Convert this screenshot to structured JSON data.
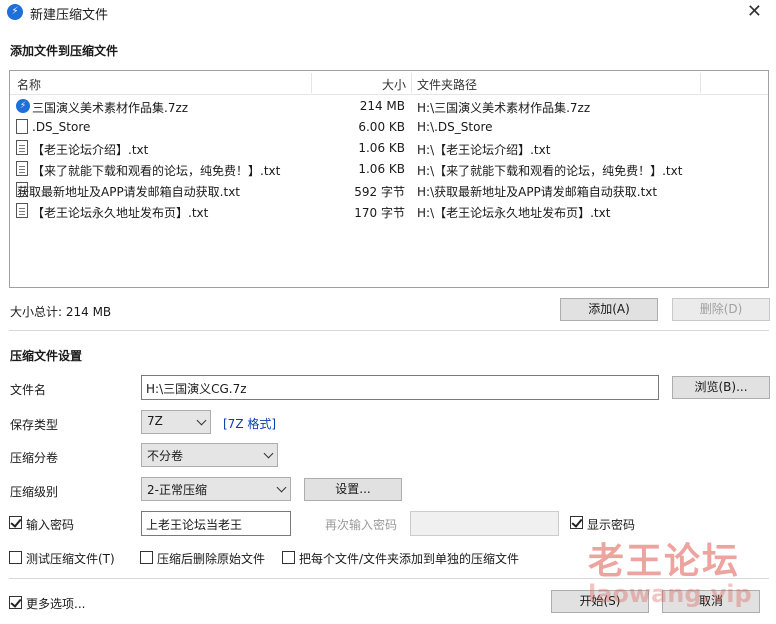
{
  "window": {
    "title": "新建压缩文件",
    "close_icon": "close-icon"
  },
  "add_section": {
    "title": "添加文件到压缩文件",
    "columns": [
      "名称",
      "大小",
      "文件夹路径"
    ],
    "files": [
      {
        "icon": "7z-file-icon",
        "name": "三国演义美术素材作品集.7zz",
        "size": "214 MB",
        "path": "H:\\三国演义美术素材作品集.7zz"
      },
      {
        "icon": "file-icon",
        "name": ".DS_Store",
        "size": "6.00 KB",
        "path": "H:\\.DS_Store"
      },
      {
        "icon": "text-file-icon",
        "name": "【老王论坛介绍】.txt",
        "size": "1.06 KB",
        "path": "H:\\【老王论坛介绍】.txt"
      },
      {
        "icon": "text-file-icon",
        "name": "【来了就能下载和观看的论坛，纯免费！】.txt",
        "size": "1.06 KB",
        "path": "H:\\【来了就能下载和观看的论坛，纯免费！】.txt"
      },
      {
        "icon": "text-file-icon",
        "name": "获取最新地址及APP请发邮箱自动获取.txt",
        "size": "592 字节",
        "path": "H:\\获取最新地址及APP请发邮箱自动获取.txt"
      },
      {
        "icon": "text-file-icon",
        "name": "【老王论坛永久地址发布页】.txt",
        "size": "170 字节",
        "path": "H:\\【老王论坛永久地址发布页】.txt"
      }
    ],
    "total_size": "大小总计: 214 MB",
    "add_button": "添加(A)",
    "delete_button": "删除(D)"
  },
  "settings": {
    "title": "压缩文件设置",
    "filename_label": "文件名",
    "filename_value": "H:\\三国演义CG.7z",
    "browse_button": "浏览(B)...",
    "type_label": "保存类型",
    "type_value": "7Z",
    "type_link": "[7Z 格式]",
    "split_label": "压缩分卷",
    "split_value": "不分卷",
    "level_label": "压缩级别",
    "level_value": "2-正常压缩",
    "level_settings_button": "设置...",
    "password_checkbox": "输入密码",
    "password_checked": true,
    "password_value": "上老王论坛当老王",
    "reenter_label": "再次输入密码",
    "reenter_value": "",
    "show_password_checkbox": "显示密码",
    "show_password_checked": true,
    "test_checkbox": "测试压缩文件(T)",
    "delete_after_checkbox": "压缩后删除原始文件",
    "each_separate_checkbox": "把每个文件/文件夹添加到单独的压缩文件"
  },
  "footer": {
    "more_options_checkbox": "更多选项...",
    "more_options_checked": true,
    "start_button": "开始(S)",
    "cancel_button": "取消"
  },
  "watermark": {
    "text": "老王论坛",
    "sub": "laowang.vip"
  }
}
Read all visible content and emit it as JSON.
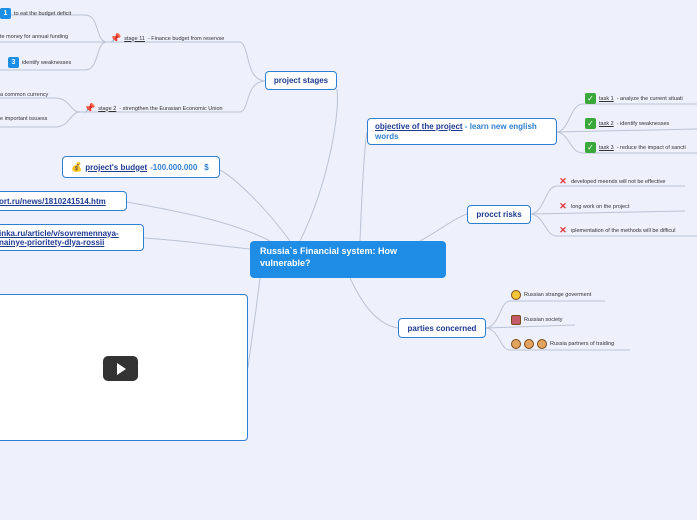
{
  "central": {
    "title": "Russia`s Financial system: How vulnerable?"
  },
  "project_stages": {
    "label": "project stages",
    "stage11": {
      "label": "stage 11",
      "text": " - Finance budget from reservse"
    },
    "stage2": {
      "label": "stage 2",
      "text": " - strengthen the Eurasian Economic Union"
    },
    "items": [
      {
        "num": "1",
        "text": "to eat the budget deficit"
      },
      {
        "num": "",
        "text": "te money for annual funding"
      },
      {
        "num": "3",
        "text": "identify weaknesses"
      }
    ],
    "items2": [
      {
        "text": "a common currency"
      },
      {
        "text": "e important issuess"
      }
    ]
  },
  "budget": {
    "label": "project's budget",
    "value": " -100.000.000",
    "currency": "$"
  },
  "links": [
    {
      "text": "ort.ru/news/1810241514.htm"
    },
    {
      "line1": "inka.ru/article/v/sovremennaya-",
      "line2": "nainye-prioritety-dlya-rossii"
    }
  ],
  "objective": {
    "label": "objective of the project",
    "rest": " - learn new english words",
    "tasks": [
      {
        "label": "task 1",
        "text": " - analyze the current situati"
      },
      {
        "label": "task 2",
        "text": " - identify weaknesses"
      },
      {
        "label": "task 3",
        "text": " - reduce the impact of sancti"
      }
    ]
  },
  "risks": {
    "label": "procct risks",
    "items": [
      "developed meends will not be effective",
      "long work on the project",
      "iplementation of the methods will be difficul"
    ]
  },
  "parties": {
    "label": "parties concerned",
    "items": [
      "Russian strange goverment",
      "Russian society",
      "Russia partners of traiding"
    ]
  },
  "colors": {
    "background": "#eef0fb",
    "central": "#1f8ce6",
    "border": "#2f7fd0",
    "link": "#1f3a93"
  }
}
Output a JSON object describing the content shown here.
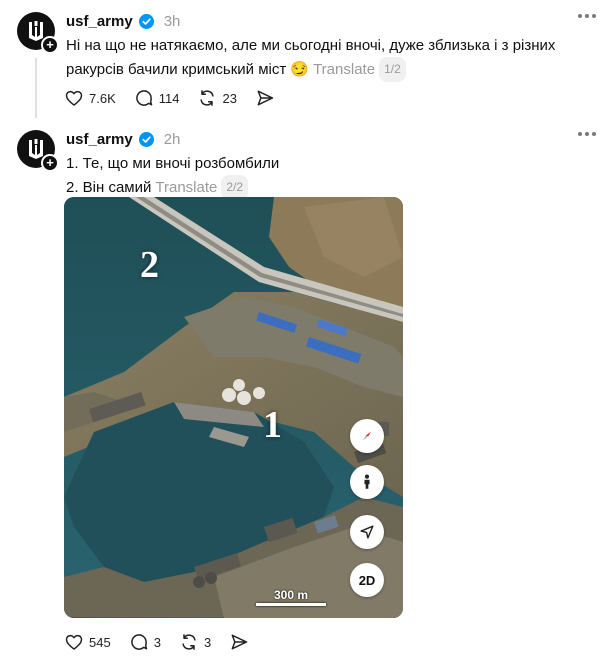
{
  "colors": {
    "verified_blue": "#0095f6",
    "text_primary": "#101010",
    "text_secondary": "#9a9a9a"
  },
  "icons": {
    "avatar": "ukraine-trident-icon",
    "verified": "verified-badge-icon",
    "more": "more-horizontal-icon",
    "like": "heart-icon",
    "comment": "comment-bubble-icon",
    "repost": "repost-icon",
    "share": "send-icon",
    "compass": "compass-icon",
    "street_view": "person-icon",
    "locate": "navigation-arrow-icon"
  },
  "posts": [
    {
      "username": "usf_army",
      "time": "3h",
      "text": "Ні на що не натякаємо, але ми сьогодні вночі, дуже зблизька і з різних ракурсів бачили кримський міст 😏",
      "translate_label": "Translate",
      "pager": "1/2",
      "likes": "7.6K",
      "comments": "114",
      "reposts": "23"
    },
    {
      "username": "usf_army",
      "time": "2h",
      "line1": "1. Те, що ми вночі розбомбили",
      "line2": "2. Він самий",
      "translate_label": "Translate",
      "pager": "2/2",
      "likes": "545",
      "comments": "3",
      "reposts": "3",
      "map": {
        "label_one": "1",
        "label_two": "2",
        "mode_button": "2D",
        "scale_text": "300 m"
      }
    }
  ]
}
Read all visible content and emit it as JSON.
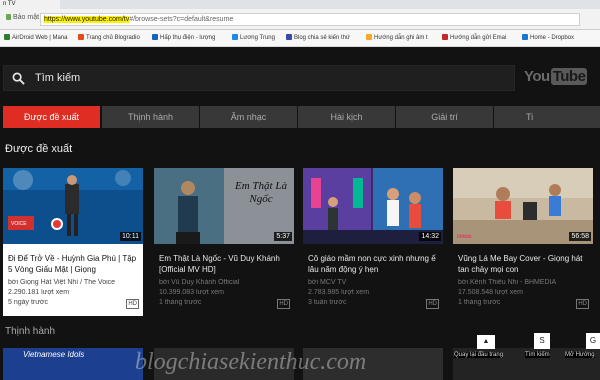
{
  "browser": {
    "tab_title": "n TV",
    "secure_label": "Bảo mật",
    "url_highlight": "https://www.youtube.com/tv",
    "url_rest": "#/browse-sets?c=default&resume",
    "bookmarks": [
      {
        "label": "AirDroid Web | Mana",
        "color": "#2e7d32"
      },
      {
        "label": "Trang chủ Blogradio",
        "color": "#e64a19"
      },
      {
        "label": "Hấp thụ điện - lượng",
        "color": "#1565c0"
      },
      {
        "label": "Lương Trung",
        "color": "#1e88e5"
      },
      {
        "label": "Blog chia sẻ kiến thứ",
        "color": "#3949ab"
      },
      {
        "label": "Hướng dẫn ghi âm t",
        "color": "#f9a825"
      },
      {
        "label": "Hướng dẫn gửi Emai",
        "color": "#c62828"
      },
      {
        "label": "Home - Dropbox",
        "color": "#1976d2"
      }
    ]
  },
  "search": {
    "placeholder": "Tìm kiếm"
  },
  "logo": {
    "you": "You",
    "tube": "Tube"
  },
  "chips": [
    "Được đề xuất",
    "Thịnh hành",
    "Âm nhạc",
    "Hài kịch",
    "Giải trí",
    "Ti"
  ],
  "section_title": "Được đề xuất",
  "section2_title": "Thịnh hành",
  "videos": [
    {
      "title": "Đi Để Trở Về - Huỳnh Gia Phú | Tập 5 Vòng Giấu Mặt | Giọng",
      "channel": "bởi Giọng Hát Việt Nhí / The Voice",
      "views": "2.290.181 lượt xem",
      "time": "5 ngày trước",
      "duration": "10:11",
      "quality": "HD"
    },
    {
      "title": "Em Thật Là Ngốc - Vũ Duy Khánh [Official MV HD]",
      "channel": "bởi Vũ Duy Khánh Official",
      "views": "10.399.083 lượt xem",
      "time": "1 tháng trước",
      "duration": "5:37",
      "quality": "HD",
      "thumb_text": "Em Thật Là Ngốc"
    },
    {
      "title": "Cô giáo mầm non cực xinh nhưng ế lâu năm động ý hẹn",
      "channel": "bởi MCV TV",
      "views": "2.783.985 lượt xem",
      "time": "3 tuần trước",
      "duration": "14:32",
      "quality": "HD"
    },
    {
      "title": "Vũng Lá Me Bay Cover - Giọng hát tan chảy mọi con",
      "channel": "bởi Kênh Thiếu Nhi - BHMEDIA",
      "views": "17.508.548 lượt xem",
      "time": "1 tháng trước",
      "duration": "56:58",
      "quality": "HD"
    }
  ],
  "bottom": {
    "thumb_text": "Vietnamese Idols",
    "watermark": "blogchiasekienthuc.com",
    "labels": [
      "Quay lại đầu trang",
      "Tìm kiếm",
      "Mở Hướng"
    ],
    "keys": [
      "▲",
      "S",
      "G"
    ]
  }
}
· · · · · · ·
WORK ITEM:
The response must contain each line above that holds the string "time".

SOLVED PROBLEM:
      "time": "3h",
      "time": "2h",
      "time": "5 ngày trước",
      "time": "1 tháng trước",
      "time": "3 tuần trước",
      "time": "1 tháng trước",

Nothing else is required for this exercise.